The second theory listed above also provides a compelling argument for why fanboys act the way they do: because of the fact that part of their identities are formed by what brand they are loyal to, then attacks on that brand may equate to an attack against the fanboy himself. In an experiment done by the Journal of Consumer Psychology, 200 volunteers were tested to see if there was a link between self-esteem and brand loyalty. The experiment demonstrated that the more people identified with a particular brand (ie fanboys), the worse their self-esteem is hit when said brand is criticized. This theory ties into the previously-discussed Social Identity Theory because part of a fanboy’s identity is tied to their favorite brand.
Thus, when a fanboy’s brand is attacked, the fanboy will take it as a personal attack against himself. Additionally, if their favorite brand starts to fail, a fanboy will take this as a personal failure. When fanboys come to defend their favorite brands with a substantial amount of vigor, it is as if they are defending themselves. Finally, when fanboys are slighted by their favorite corporations, they see this as a personal betrayal (thus the strong reaction against Microsoft when it announced the Xbox One, complete with all of its planned DRM). For more information on this study, you can look here.
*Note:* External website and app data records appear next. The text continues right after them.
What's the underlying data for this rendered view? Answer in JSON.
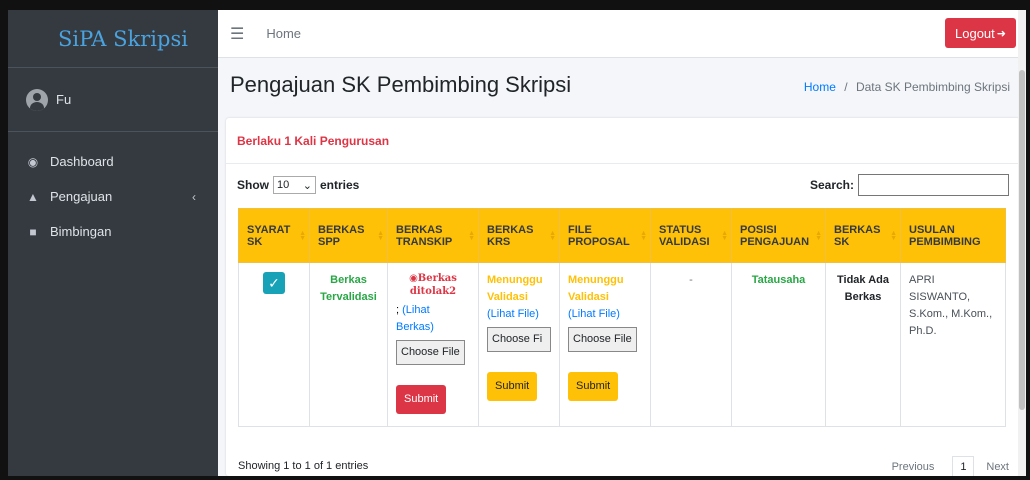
{
  "brand": "SiPA Skripsi",
  "user": {
    "name": "Fu"
  },
  "sidebar": {
    "items": [
      {
        "label": "Dashboard",
        "icon": "dashboard-icon"
      },
      {
        "label": "Pengajuan",
        "icon": "graduation-cap-icon"
      },
      {
        "label": "Bimbingan",
        "icon": "book-icon"
      }
    ]
  },
  "topbar": {
    "home": "Home",
    "logout": "Logout"
  },
  "page": {
    "title": "Pengajuan SK Pembimbing Skripsi",
    "breadcrumb_home": "Home",
    "breadcrumb_sep": "/",
    "breadcrumb_current": "Data SK Pembimbing Skripsi"
  },
  "card": {
    "header": "Berlaku 1 Kali Pengurusan",
    "show_label": "Show",
    "entries_value": "10",
    "entries_label": "entries",
    "search_label": "Search:"
  },
  "table": {
    "headers": [
      [
        "SYARAT",
        "SK"
      ],
      [
        "BERKAS",
        "SPP"
      ],
      [
        "BERKAS",
        "TRANSKIP"
      ],
      [
        "BERKAS",
        "KRS"
      ],
      [
        "FILE",
        "PROPOSAL"
      ],
      [
        "STATUS",
        "VALIDASI"
      ],
      [
        "POSISI",
        "PENGAJUAN"
      ],
      [
        "BERKAS",
        "SK"
      ],
      [
        "USULAN",
        "PEMBIMBING"
      ]
    ],
    "row": {
      "spp": "Berkas Tervalidasi",
      "transkip_status": "Berkas ditolak2",
      "transkip_sep": ";",
      "transkip_link": "(Lihat Berkas)",
      "krs_status": "Menunggu Validasi",
      "krs_link": "(Lihat File)",
      "proposal_status": "Menunggu Validasi",
      "proposal_link": "(Lihat File)",
      "choose_file": "Choose File",
      "choose_file_truncated": "Choose Fi",
      "submit": "Submit",
      "status_validasi": "-",
      "posisi": "Tatausaha",
      "berkas_sk": "Tidak Ada Berkas",
      "pembimbing": "APRI SISWANTO, S.Kom., M.Kom., Ph.D."
    }
  },
  "footer": {
    "info": "Showing 1 to 1 of 1 entries",
    "previous": "Previous",
    "page": "1",
    "next": "Next"
  },
  "colors": {
    "sidebar": "#343a40",
    "brand": "#4aa3df",
    "header": "#ffc107",
    "danger": "#dc3545",
    "success": "#28a745",
    "info": "#17a2b8",
    "link": "#007bff"
  }
}
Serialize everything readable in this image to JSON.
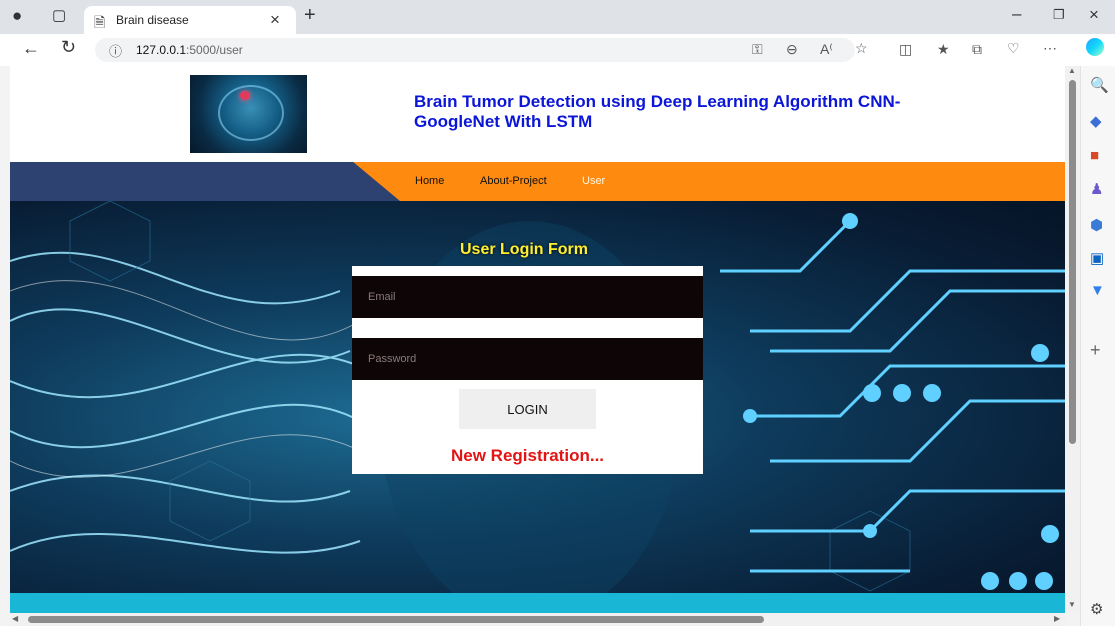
{
  "browser": {
    "tab_title": "Brain disease",
    "url_host": "127.0.0.1",
    "url_path": ":5000/user",
    "icons": [
      "profile-icon",
      "tab-actions-icon",
      "document-icon",
      "close-icon",
      "new-tab-icon",
      "minimize-icon",
      "restore-icon",
      "window-close-icon",
      "back-icon",
      "refresh-icon",
      "info-icon",
      "key-icon",
      "zoom-icon",
      "read-aloud-icon",
      "favorite-icon",
      "split-screen-icon",
      "favorites-icon",
      "collections-icon",
      "health-icon",
      "more-icon",
      "copilot-icon"
    ]
  },
  "sidebar": {
    "icons": [
      "search-icon",
      "shopping-tag-icon",
      "briefcase-icon",
      "games-icon",
      "office-icon",
      "outlook-icon",
      "send-icon",
      "add-icon",
      "settings-icon"
    ]
  },
  "site": {
    "title": "Brain Tumor Detection using Deep Learning Algorithm CNN-GoogleNet With LSTM",
    "nav": [
      {
        "label": "Home"
      },
      {
        "label": "About-Project"
      },
      {
        "label": "User",
        "active": true
      }
    ]
  },
  "login": {
    "heading": "User Login Form",
    "email_placeholder": "Email",
    "password_placeholder": "Password",
    "button_label": "LOGIN",
    "register_link": "New Registration..."
  },
  "colors": {
    "nav_orange": "#ff8a10",
    "nav_dark": "#2d4270",
    "title_blue": "#0b16d6",
    "heading_yellow": "#ffef33",
    "register_red": "#e21414",
    "band_cyan": "#19b6d6"
  }
}
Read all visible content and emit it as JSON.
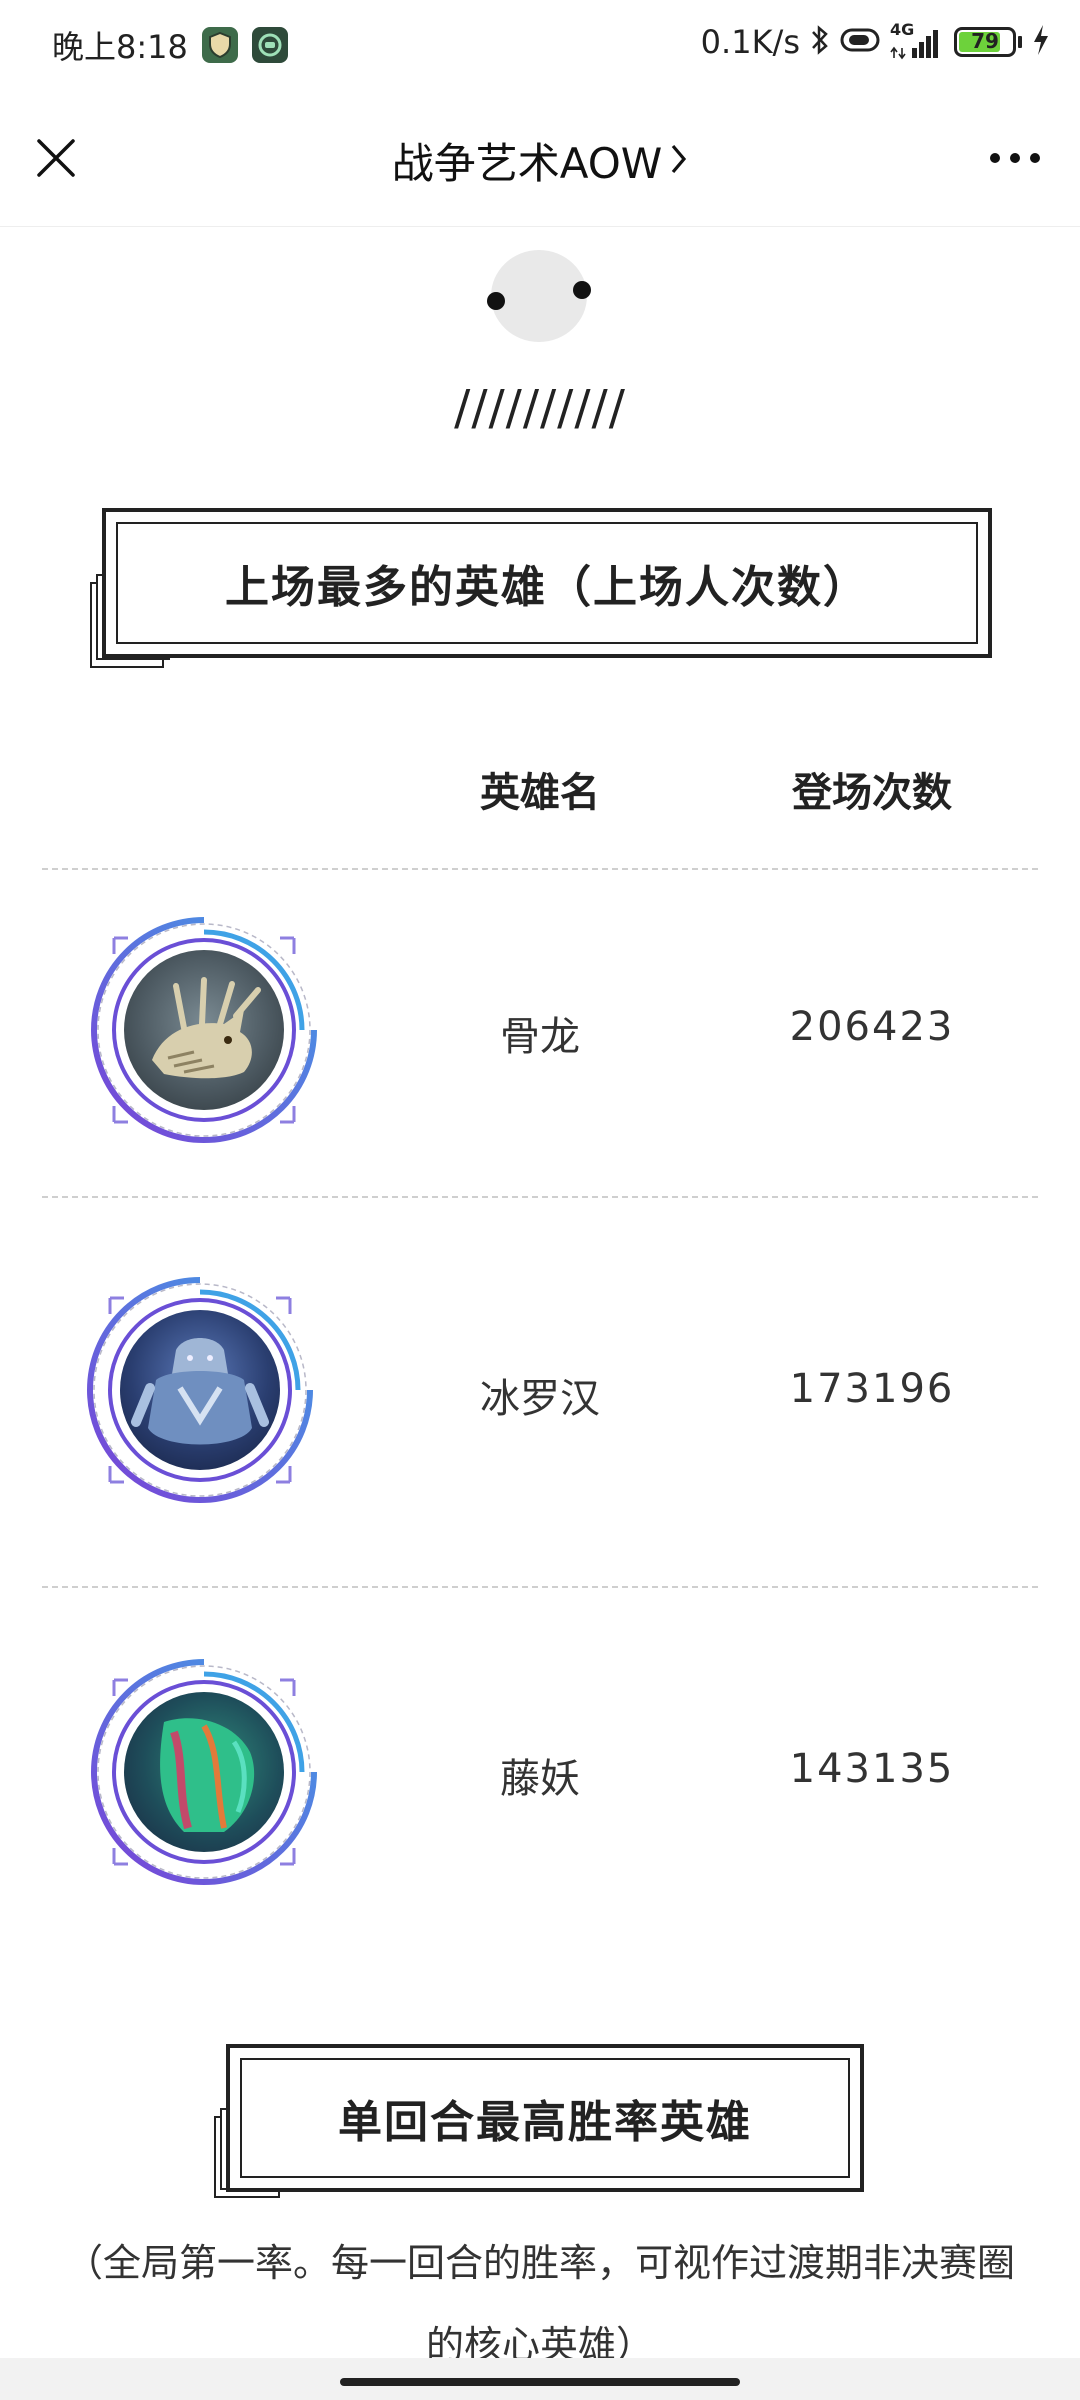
{
  "status_bar": {
    "time": "晚上8:18",
    "net_speed": "0.1K/s",
    "network_type": "4G",
    "battery_level": "79",
    "icons": [
      "shield-app-icon",
      "assistant-app-icon",
      "bluetooth-icon",
      "toggle-icon",
      "signal-icon",
      "battery-icon",
      "charging-icon"
    ]
  },
  "nav": {
    "title": "战争艺术AOW",
    "icons": [
      "close-icon",
      "chevron-right-icon",
      "more-icon"
    ]
  },
  "decoration": {
    "slashes": "//////////"
  },
  "section1": {
    "title": "上场最多的英雄（上场人次数）"
  },
  "table": {
    "headers": {
      "name": "英雄名",
      "count": "登场次数"
    },
    "rows": [
      {
        "name": "骨龙",
        "count": "206423",
        "portrait": "bone-dragon"
      },
      {
        "name": "冰罗汉",
        "count": "173196",
        "portrait": "ice-arhat"
      },
      {
        "name": "藤妖",
        "count": "143135",
        "portrait": "vine-demon"
      }
    ]
  },
  "section2": {
    "title": "单回合最高胜率英雄",
    "description": "（全局第一率。每一回合的胜率，可视作过渡期非决赛圈的核心英雄）"
  },
  "colors": {
    "ring_purple": "#7b3fd6",
    "ring_blue": "#3fa2e6",
    "battery_green": "#6dd23b"
  }
}
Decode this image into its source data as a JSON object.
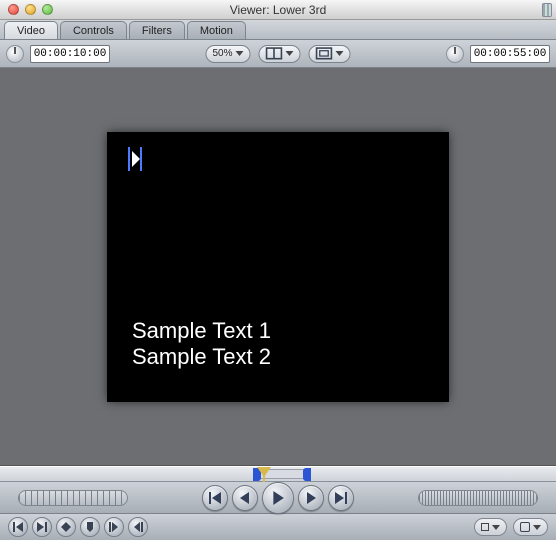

Thus why Star Wars is such a sensitive topic for a lot of fanboys.
At the end of the day, although fanboys are generally an obnoxious bunch, there may be a valid psychological reason for why they act the way they do. If we apply the theories above to any Xbox or Playstation fanboy that we encounter, we might see that there could be some truth to these scientific findings. Of course, these theories don’t at all condone the abuse that fanboys subject people to when they feel their favorite console is being attacked, especially if said abuse rises to the level of death threats or leaking personal information for the whole internet to see. Still, I never thought that there could be a rational explanation for why the youtube comment sections are cesspools of fangasms, but life is stranger than fiction.